▸ **SOURCE RECORDS**:

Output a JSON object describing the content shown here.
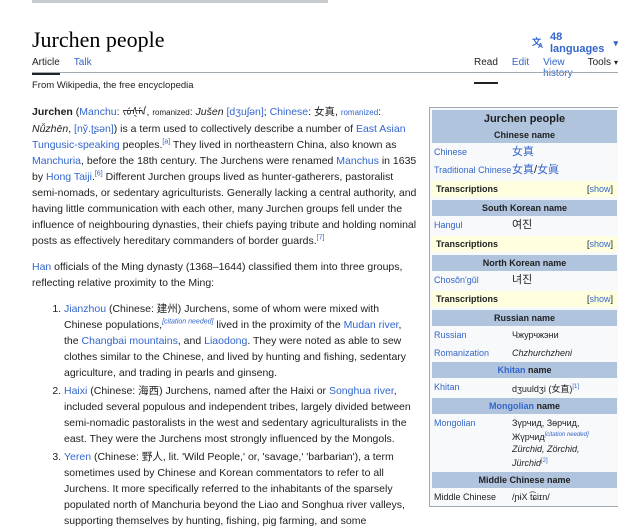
{
  "page": {
    "title": "Jurchen people",
    "languages": "48 languages",
    "tabs_left": [
      "Article",
      "Talk"
    ],
    "tabs_right": [
      "Read",
      "Edit",
      "View history",
      "Tools"
    ],
    "from": "From Wikipedia, the free encyclopedia"
  },
  "article": {
    "p1": {
      "name": "Jurchen",
      "manchu": "Manchu",
      "manchu_script": "ᠵᡠᡧᡝᠨ",
      "romanized1": "romanized",
      "jusen": "Jušen",
      "jusen_ipa": "[dʒuʃən]",
      "chinese": "Chinese",
      "chinese_val": "女真",
      "romanized2": "romanized",
      "nuzhen": "Nǚzhēn",
      "nuzhen_ipa": "[ny̌.ʈʂən]",
      "t1": ") is a term used to collectively describe a number of ",
      "tungusic": "East Asian Tungusic-speaking",
      "t2": " peoples.",
      "ref_a": "[a]",
      "t3": " They lived in northeastern China, also known as ",
      "manchuria": "Manchuria",
      "t4": ", before the 18th century. The Jurchens were renamed ",
      "manchus": "Manchus",
      "t5": " in 1635 by ",
      "hong": "Hong Taiji",
      "ref_6": "[6]",
      "t6": " Different Jurchen groups lived as hunter-gatherers, pastoralist semi-nomads, or sedentary agriculturists. Generally lacking a central authority, and having little communication with each other, many Jurchen groups fell under the influence of neighbouring dynasties, their chiefs paying tribute and holding nominal posts as effectively hereditary commanders of border guards.",
      "ref_7": "[7]"
    },
    "p2": {
      "han": "Han",
      "text": " officials of the Ming dynasty (1368–1644) classified them into three groups, reflecting relative proximity to the Ming:"
    },
    "li1": {
      "link": "Jianzhou",
      "t1": " (Chinese: 建州) Jurchens, some of whom were mixed with Chinese populations,",
      "cn": "[citation needed]",
      "t2": " lived in the proximity of the ",
      "mudan": "Mudan river",
      "t3": ", the ",
      "changbai": "Changbai mountains",
      "t4": ", and ",
      "liaodong": "Liaodong",
      "t5": ". They were noted as able to sew clothes similar to the Chinese, and lived by hunting and fishing, sedentary agriculture, and trading in pearls and ginseng."
    },
    "li2": {
      "link": "Haixi",
      "t1": " (Chinese: 海西) Jurchens, named after the Haixi or ",
      "songhua": "Songhua river",
      "t2": ", included several populous and independent tribes, largely divided between semi-nomadic pastoralists in the west and sedentary agriculturalists in the east. They were the Jurchens most strongly influenced by the Mongols."
    },
    "li3": {
      "link": "Yeren",
      "t1": " (Chinese: 野人, lit. 'Wild People,' or, 'savage,' 'barbarian'), a term sometimes used by Chinese and Korean commentators to refer to all Jurchens. It more specifically referred to the inhabitants of the sparsely populated north of Manchuria beyond the Liao and Songhua river valleys, supporting themselves by hunting, fishing, pig farming, and some"
    }
  },
  "infobox": {
    "title": "Jurchen people",
    "chinese_name": "Chinese name",
    "chinese_k": "Chinese",
    "chinese_v": "女真",
    "trad_k": "Traditional Chinese",
    "trad_v1": "女真",
    "trad_sep": "/",
    "trad_v2": "女眞",
    "transcriptions": "Transcriptions",
    "show_open": "[",
    "show": "show",
    "show_close": "]",
    "south_korean": "South Korean name",
    "hangul_k": "Hangul",
    "hangul_v": "여진",
    "north_korean": "North Korean name",
    "chosongul_k": "Chosŏn'gŭl",
    "chosongul_v": "녀진",
    "russian_name": "Russian name",
    "russian_k": "Russian",
    "russian_v": "Чжурчжэни",
    "romanization_k": "Romanization",
    "romanization_v": "Chzhurchzheni",
    "khitan_link": "Khitan",
    "khitan_name": " name",
    "khitan_k": "Khitan",
    "khitan_v": "dʒuuldʒi (女直)",
    "khitan_ref": "[1]",
    "mongolian_link": "Mongolian",
    "mongolian_name": " name",
    "mongolian_k": "Mongolian",
    "mongolian_v1": "Зүрчид, Зөрчид, Жүрчид",
    "mongolian_cn": "[citation needed]",
    "mongolian_v2": "Zürchid, Zörchid, Jürchid",
    "mongolian_ref": "[2]",
    "middle_chinese": "Middle Chinese name",
    "mc_k": "Middle Chinese",
    "mc_v": "/ɲɨX t͡ɕiɪn/"
  }
}
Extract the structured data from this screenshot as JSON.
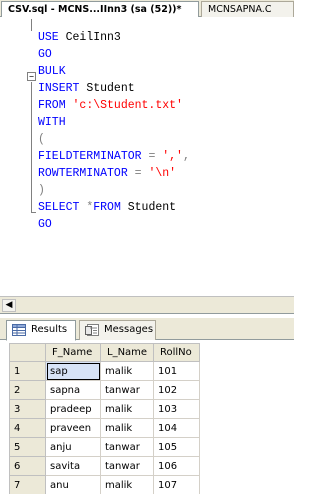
{
  "tabs": {
    "active_label": "CSV.sql - MCNS...IInn3 (sa (52))*",
    "inactive_label": "MCNSAPNA.C"
  },
  "editor": {
    "lines": [
      [
        {
          "t": "USE",
          "c": "kw"
        },
        {
          "t": " CeilInn3",
          "c": "plain"
        }
      ],
      [
        {
          "t": "GO",
          "c": "kw"
        }
      ],
      [
        {
          "t": "BULK",
          "c": "kw"
        }
      ],
      [
        {
          "t": "INSERT",
          "c": "kw"
        },
        {
          "t": " Student",
          "c": "plain"
        }
      ],
      [
        {
          "t": "FROM",
          "c": "kw"
        },
        {
          "t": " ",
          "c": "plain"
        },
        {
          "t": "'c:\\Student.txt'",
          "c": "str"
        }
      ],
      [
        {
          "t": "WITH",
          "c": "kw"
        }
      ],
      [
        {
          "t": "(",
          "c": "op"
        }
      ],
      [
        {
          "t": "FIELDTERMINATOR",
          "c": "kw"
        },
        {
          "t": " ",
          "c": "plain"
        },
        {
          "t": "=",
          "c": "op"
        },
        {
          "t": " ",
          "c": "plain"
        },
        {
          "t": "','",
          "c": "str"
        },
        {
          "t": ",",
          "c": "op"
        }
      ],
      [
        {
          "t": "ROWTERMINATOR",
          "c": "kw"
        },
        {
          "t": " ",
          "c": "plain"
        },
        {
          "t": "=",
          "c": "op"
        },
        {
          "t": " ",
          "c": "plain"
        },
        {
          "t": "'\\n'",
          "c": "str"
        }
      ],
      [
        {
          "t": ")",
          "c": "op"
        }
      ],
      [
        {
          "t": "SELECT",
          "c": "kw"
        },
        {
          "t": " ",
          "c": "plain"
        },
        {
          "t": "*",
          "c": "op"
        },
        {
          "t": "FROM",
          "c": "kw"
        },
        {
          "t": " Student",
          "c": "plain"
        }
      ],
      [
        {
          "t": "GO",
          "c": "kw"
        }
      ]
    ]
  },
  "results": {
    "results_tab_label": "Results",
    "messages_tab_label": "Messages",
    "columns": [
      "F_Name",
      "L_Name",
      "RollNo"
    ],
    "rows": [
      {
        "n": "1",
        "cells": [
          "sap",
          "malik",
          "101"
        ]
      },
      {
        "n": "2",
        "cells": [
          "sapna",
          "tanwar",
          "102"
        ]
      },
      {
        "n": "3",
        "cells": [
          "pradeep",
          "malik",
          "103"
        ]
      },
      {
        "n": "4",
        "cells": [
          "praveen",
          "malik",
          "104"
        ]
      },
      {
        "n": "5",
        "cells": [
          "anju",
          "tanwar",
          "105"
        ]
      },
      {
        "n": "6",
        "cells": [
          "savita",
          "tanwar",
          "106"
        ]
      },
      {
        "n": "7",
        "cells": [
          "anu",
          "malik",
          "107"
        ]
      }
    ]
  },
  "colors": {
    "keyword": "#0000ff",
    "string": "#ff0000",
    "operator": "#808080",
    "chrome": "#ece9d8"
  },
  "icons": {
    "results_icon": "grid-icon",
    "messages_icon": "messages-icon",
    "collapse_icon": "minus-box-icon",
    "scroll_left_icon": "chevron-left-icon"
  }
}
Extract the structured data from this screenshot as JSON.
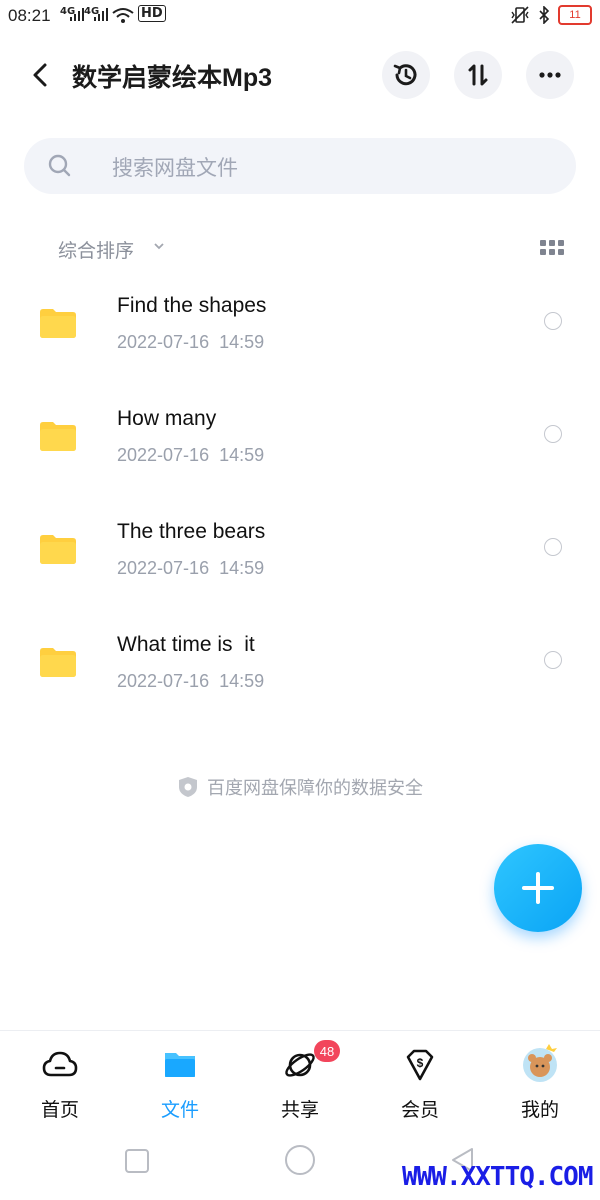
{
  "status_bar": {
    "time": "08:21",
    "signal1": "4G",
    "signal2": "4G",
    "hd": "HD",
    "battery": "11",
    "battery_color": "#e23a2e"
  },
  "header": {
    "title": "数学启蒙绘本Mp3",
    "icons": [
      "back-icon",
      "history-icon",
      "transfer-icon",
      "more-icon"
    ]
  },
  "search": {
    "placeholder": "搜索网盘文件"
  },
  "sort": {
    "label": "综合排序"
  },
  "files": [
    {
      "name": "Find the shapes",
      "date": "2022-07-16  14:59"
    },
    {
      "name": "How many",
      "date": "2022-07-16  14:59"
    },
    {
      "name": "The three bears",
      "date": "2022-07-16  14:59"
    },
    {
      "name": "What time is  it",
      "date": "2022-07-16  14:59"
    }
  ],
  "secure_note": "百度网盘保障你的数据安全",
  "tabs": [
    {
      "label": "首页",
      "icon": "cloud-icon"
    },
    {
      "label": "文件",
      "icon": "folder-icon",
      "active": true
    },
    {
      "label": "共享",
      "icon": "share-icon",
      "badge": "48"
    },
    {
      "label": "会员",
      "icon": "vip-icon"
    },
    {
      "label": "我的",
      "icon": "avatar-icon"
    }
  ],
  "watermark": "WWW.XXTTQ.COM",
  "colors": {
    "accent": "#1a9dff",
    "folder": "#ffcf3f",
    "badge": "#f2455b"
  }
}
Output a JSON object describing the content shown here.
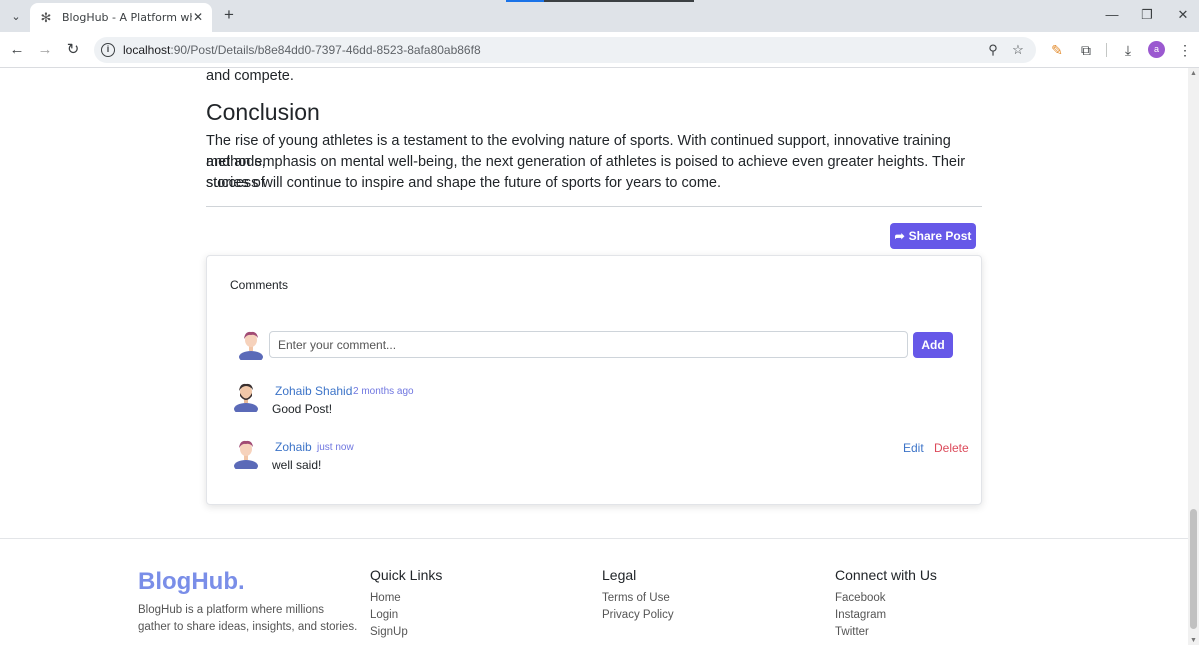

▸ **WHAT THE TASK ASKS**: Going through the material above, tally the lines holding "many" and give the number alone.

▸ **RESPONSE AREA**: 2